Tundra Companies, a materials maker in White Bear Lake, Minn., says it has developed a heat resistant fiber-reinforced composite that solves the problem of vinyl siding warping from intense sunlight that reflects off a neighbor's energy-efficient window.
Founded in 2004 by Kurt Heikkila, a former senior vice president of technology for Andersen Windows who has 80-plus patents to his credit, Tundra's core competency is coatings.
With 83 employees, mostly scientists, Tundra introduced its proprietary Nanokoat technology this year and is looking to partner with PVC product manufacturers, particularly of vinyl siding.
The company calls materials with the special coating its Eklipse platform. Tundra can blend a Nanokoat-ed particle with PVC to make it better, CEO Thomas Kaiser, the former president of Cardinal Glass Industries Inc., said in a telephone interview.
"By better, I mean it can take the punch coming from the sun or these high-tech coatings on glass but still be sensitive to weight, ease of install and cost," Kaiser said. Eklipse materials are delivered in a pelletized form ready for extrusion or other processes.
Tundra has a partner in the fenestration industry that plans to use Eklipse to compete against vinyl windows. Kaiser described the partner as a large window manufacturer in North America that has no vinyl product.
"Because we're ex-window people, this national player came to us with a request," Kaiser said. "They asked us to come up with a new material that wasn't a me-too material but was designed for them to be different and better and exceed requirements, beat competitors and still be sensitive to economics."

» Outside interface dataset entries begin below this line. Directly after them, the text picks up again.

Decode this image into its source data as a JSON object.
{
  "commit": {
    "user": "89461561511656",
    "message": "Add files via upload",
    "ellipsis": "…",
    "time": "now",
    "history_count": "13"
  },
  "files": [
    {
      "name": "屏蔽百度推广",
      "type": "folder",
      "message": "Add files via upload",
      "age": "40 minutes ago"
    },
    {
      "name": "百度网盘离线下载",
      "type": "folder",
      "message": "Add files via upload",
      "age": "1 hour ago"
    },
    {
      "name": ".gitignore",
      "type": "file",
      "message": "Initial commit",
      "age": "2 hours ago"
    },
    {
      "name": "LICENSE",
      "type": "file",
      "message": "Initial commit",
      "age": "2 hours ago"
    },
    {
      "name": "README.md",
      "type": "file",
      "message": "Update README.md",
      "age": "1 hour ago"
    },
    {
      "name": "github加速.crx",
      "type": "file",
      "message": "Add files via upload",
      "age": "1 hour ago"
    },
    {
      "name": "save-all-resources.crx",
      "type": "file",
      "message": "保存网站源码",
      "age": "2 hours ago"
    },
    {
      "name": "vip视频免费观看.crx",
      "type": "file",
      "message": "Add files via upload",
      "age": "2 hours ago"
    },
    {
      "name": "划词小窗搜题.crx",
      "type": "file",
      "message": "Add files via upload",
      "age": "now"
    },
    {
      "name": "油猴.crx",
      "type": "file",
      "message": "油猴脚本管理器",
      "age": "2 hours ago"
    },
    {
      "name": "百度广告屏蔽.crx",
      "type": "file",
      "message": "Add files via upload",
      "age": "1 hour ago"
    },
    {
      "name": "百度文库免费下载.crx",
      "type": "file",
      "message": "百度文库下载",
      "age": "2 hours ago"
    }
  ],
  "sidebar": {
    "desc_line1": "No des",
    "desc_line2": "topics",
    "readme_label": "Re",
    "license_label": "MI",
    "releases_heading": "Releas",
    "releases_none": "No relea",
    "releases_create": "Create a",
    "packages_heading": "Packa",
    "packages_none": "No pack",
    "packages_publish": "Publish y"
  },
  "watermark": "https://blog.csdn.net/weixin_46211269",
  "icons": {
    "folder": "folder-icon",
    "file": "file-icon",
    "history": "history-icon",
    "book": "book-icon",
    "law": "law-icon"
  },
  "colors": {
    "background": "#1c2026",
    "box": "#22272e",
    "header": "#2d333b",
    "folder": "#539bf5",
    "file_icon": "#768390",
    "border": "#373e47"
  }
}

Tundra can do the same for vinyl cladding makers, Kaiser said.